From 1901, a census was taken every ten years with the exception of 1941 (due to the Second World War).

Conington 261 259 245 348 290 247 219 209 216 209

All population census figures from report Historic Census figures Cambridgeshire to 2011 by Cambridgeshire Insight.[9]

In 2011, the parish covered an area of 3,173 acres (1,284 hectares)[9] and so the population density for Conington in 2011 was 42.2 persons per square mile (16.3 per square kilometre).

See also[edit]

External links[edit]

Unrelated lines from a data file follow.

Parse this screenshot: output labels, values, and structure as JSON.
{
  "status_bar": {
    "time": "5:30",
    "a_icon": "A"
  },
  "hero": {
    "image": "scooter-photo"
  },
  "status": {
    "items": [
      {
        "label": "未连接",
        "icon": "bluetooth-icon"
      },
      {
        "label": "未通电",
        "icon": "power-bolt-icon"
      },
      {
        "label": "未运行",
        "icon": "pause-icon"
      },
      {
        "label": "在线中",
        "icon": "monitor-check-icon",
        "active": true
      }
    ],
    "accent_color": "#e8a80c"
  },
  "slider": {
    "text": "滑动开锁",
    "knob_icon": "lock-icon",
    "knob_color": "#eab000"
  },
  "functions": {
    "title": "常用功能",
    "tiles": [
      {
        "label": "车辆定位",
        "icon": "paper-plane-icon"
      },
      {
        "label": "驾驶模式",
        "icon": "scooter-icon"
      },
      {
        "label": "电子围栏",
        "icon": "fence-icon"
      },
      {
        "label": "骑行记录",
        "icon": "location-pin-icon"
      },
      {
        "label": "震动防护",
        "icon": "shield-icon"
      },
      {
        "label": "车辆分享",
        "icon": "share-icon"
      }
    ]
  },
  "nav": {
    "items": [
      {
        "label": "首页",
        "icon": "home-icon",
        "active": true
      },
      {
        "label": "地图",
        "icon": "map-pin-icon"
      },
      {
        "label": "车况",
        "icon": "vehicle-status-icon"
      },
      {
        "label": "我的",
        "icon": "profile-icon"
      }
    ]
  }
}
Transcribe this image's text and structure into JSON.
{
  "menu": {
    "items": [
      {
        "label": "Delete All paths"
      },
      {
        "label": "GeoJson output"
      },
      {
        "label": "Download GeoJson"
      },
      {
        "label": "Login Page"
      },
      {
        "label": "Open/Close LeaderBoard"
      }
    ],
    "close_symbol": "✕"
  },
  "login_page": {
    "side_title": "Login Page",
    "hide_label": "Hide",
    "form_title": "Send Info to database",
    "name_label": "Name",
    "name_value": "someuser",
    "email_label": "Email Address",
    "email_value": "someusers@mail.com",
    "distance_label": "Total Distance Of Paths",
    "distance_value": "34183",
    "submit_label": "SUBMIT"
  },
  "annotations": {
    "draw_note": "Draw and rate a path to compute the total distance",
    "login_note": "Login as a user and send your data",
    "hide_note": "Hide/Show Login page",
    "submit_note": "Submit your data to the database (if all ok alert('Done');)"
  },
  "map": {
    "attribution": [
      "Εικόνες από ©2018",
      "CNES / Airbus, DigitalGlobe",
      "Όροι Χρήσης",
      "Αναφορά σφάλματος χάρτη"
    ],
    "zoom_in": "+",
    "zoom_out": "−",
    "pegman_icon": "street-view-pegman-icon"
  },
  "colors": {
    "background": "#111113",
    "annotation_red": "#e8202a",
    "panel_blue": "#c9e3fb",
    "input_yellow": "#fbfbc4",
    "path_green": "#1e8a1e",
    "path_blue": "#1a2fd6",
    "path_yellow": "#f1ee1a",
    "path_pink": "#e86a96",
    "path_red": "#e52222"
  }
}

  1. ^ Ordnance Survey: Landranger map sheet 153 Bedford & Huntingdon (St Neots & Biggleswade) (Map). Ordnance Survey. 2013. ISBN 9780319231722. 
  2. ^ Dr Ann Williams, Professor G.H. Martin, eds. (1992). Domesday Book: A Complete Translation. London: Penguin Books. p. 1333. ISBN 0-141-00523-8. 
  3. ^ a b c d e Professor J.J.N. Palmer, University of Hull. "Open Domesday: Place – Conington". Anna Powell-Smith. Retrieved 25 February 2016. 
  4. ^ Goose, Nigel; Hinde, Andrew. "Estimating Local Population Sizes" (PDF). Retrieved 23 February 2016. 
  5. ^ ODNB: Stuart Handley, "Cotton, Sir Robert Bruce, first baronet (1571–1631)" Retrieved 14 March 2014, pay-walled.
  6. ^ M. Clare Loughlin-Chow, "Bowdler, Henrietta Maria (1750–1830)" Retrieved 14 March 2014, pay-walled.
  7. ^ 457th Bomb Group (H) and RAF Glatton Cambridge Military History Research Site
  8. ^ a b c "Ordnance Survey Election Maps". Ordnance Survey. Retrieved 23 February 2016. 
  9. ^ a b c "Historic Census figures Cambridgeshire to 2011" (xlsx – download). Cambridgeshire Insight. Retrieved 12 February 2016.